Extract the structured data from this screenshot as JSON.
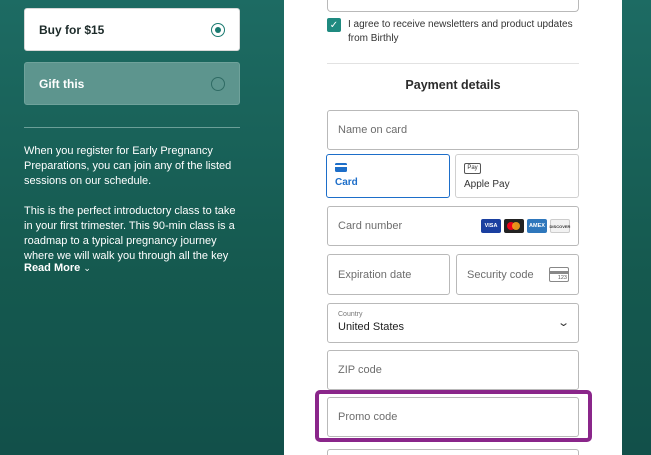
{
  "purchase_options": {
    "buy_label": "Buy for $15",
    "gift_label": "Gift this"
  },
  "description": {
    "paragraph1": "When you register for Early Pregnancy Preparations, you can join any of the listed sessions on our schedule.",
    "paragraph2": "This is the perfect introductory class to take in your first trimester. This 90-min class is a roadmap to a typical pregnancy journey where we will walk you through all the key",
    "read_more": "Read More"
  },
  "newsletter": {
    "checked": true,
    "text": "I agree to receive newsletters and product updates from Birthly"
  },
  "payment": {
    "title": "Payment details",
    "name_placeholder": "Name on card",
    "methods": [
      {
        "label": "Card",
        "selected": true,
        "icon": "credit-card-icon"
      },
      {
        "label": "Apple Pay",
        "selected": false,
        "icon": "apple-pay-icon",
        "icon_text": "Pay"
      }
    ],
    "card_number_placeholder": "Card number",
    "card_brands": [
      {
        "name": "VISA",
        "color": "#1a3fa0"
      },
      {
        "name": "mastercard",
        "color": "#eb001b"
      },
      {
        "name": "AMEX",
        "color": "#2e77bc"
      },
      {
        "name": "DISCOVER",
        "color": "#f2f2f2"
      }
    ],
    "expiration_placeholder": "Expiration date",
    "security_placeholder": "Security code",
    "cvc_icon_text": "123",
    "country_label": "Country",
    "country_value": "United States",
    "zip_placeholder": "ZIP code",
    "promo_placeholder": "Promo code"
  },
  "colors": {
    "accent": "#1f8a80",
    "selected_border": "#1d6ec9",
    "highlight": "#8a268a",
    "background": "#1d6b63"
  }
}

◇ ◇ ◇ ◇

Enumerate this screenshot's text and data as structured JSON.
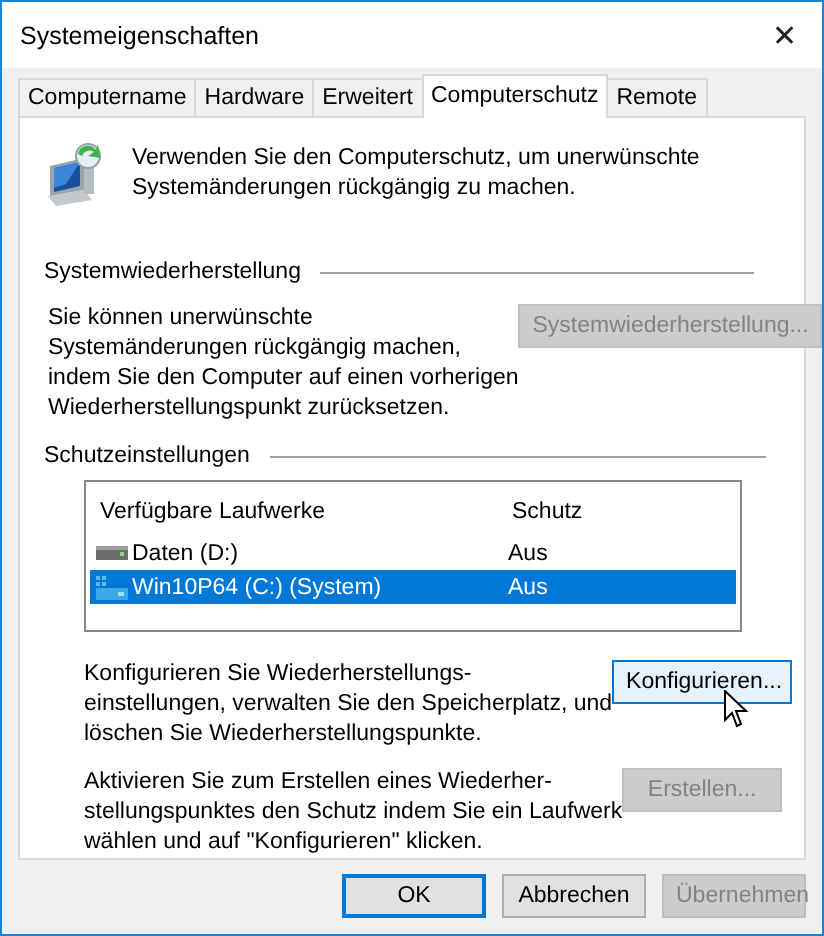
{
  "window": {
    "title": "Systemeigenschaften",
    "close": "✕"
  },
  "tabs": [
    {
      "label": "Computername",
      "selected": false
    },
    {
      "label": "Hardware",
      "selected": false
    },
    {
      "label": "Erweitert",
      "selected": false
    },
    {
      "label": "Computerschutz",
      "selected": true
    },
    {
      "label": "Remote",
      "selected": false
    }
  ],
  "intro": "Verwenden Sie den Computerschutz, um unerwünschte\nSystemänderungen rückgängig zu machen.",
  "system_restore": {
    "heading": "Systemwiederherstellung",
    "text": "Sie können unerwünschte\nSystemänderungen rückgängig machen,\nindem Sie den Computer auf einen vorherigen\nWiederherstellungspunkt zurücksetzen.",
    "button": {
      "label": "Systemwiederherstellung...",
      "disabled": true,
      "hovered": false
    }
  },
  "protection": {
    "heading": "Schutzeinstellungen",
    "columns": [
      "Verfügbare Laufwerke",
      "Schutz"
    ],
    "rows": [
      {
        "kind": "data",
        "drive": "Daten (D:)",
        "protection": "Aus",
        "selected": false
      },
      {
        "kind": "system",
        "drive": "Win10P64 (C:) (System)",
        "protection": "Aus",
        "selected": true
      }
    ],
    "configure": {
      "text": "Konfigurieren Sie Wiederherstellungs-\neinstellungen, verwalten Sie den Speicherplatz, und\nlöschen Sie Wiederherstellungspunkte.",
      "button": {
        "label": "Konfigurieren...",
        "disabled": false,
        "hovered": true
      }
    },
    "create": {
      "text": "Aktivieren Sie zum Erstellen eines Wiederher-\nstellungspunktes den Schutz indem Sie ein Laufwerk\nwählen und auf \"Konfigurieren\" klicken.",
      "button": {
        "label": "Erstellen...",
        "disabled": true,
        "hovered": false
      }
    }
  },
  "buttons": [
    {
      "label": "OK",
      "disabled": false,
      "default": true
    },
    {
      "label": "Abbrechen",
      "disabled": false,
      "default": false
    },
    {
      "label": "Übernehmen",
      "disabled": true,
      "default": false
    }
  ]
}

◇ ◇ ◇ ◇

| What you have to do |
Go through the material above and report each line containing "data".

| Response box |
Extract the structured data from this screenshot as JSON.
Enumerate this screenshot's text and data as structured JSON.
        "kind": "data",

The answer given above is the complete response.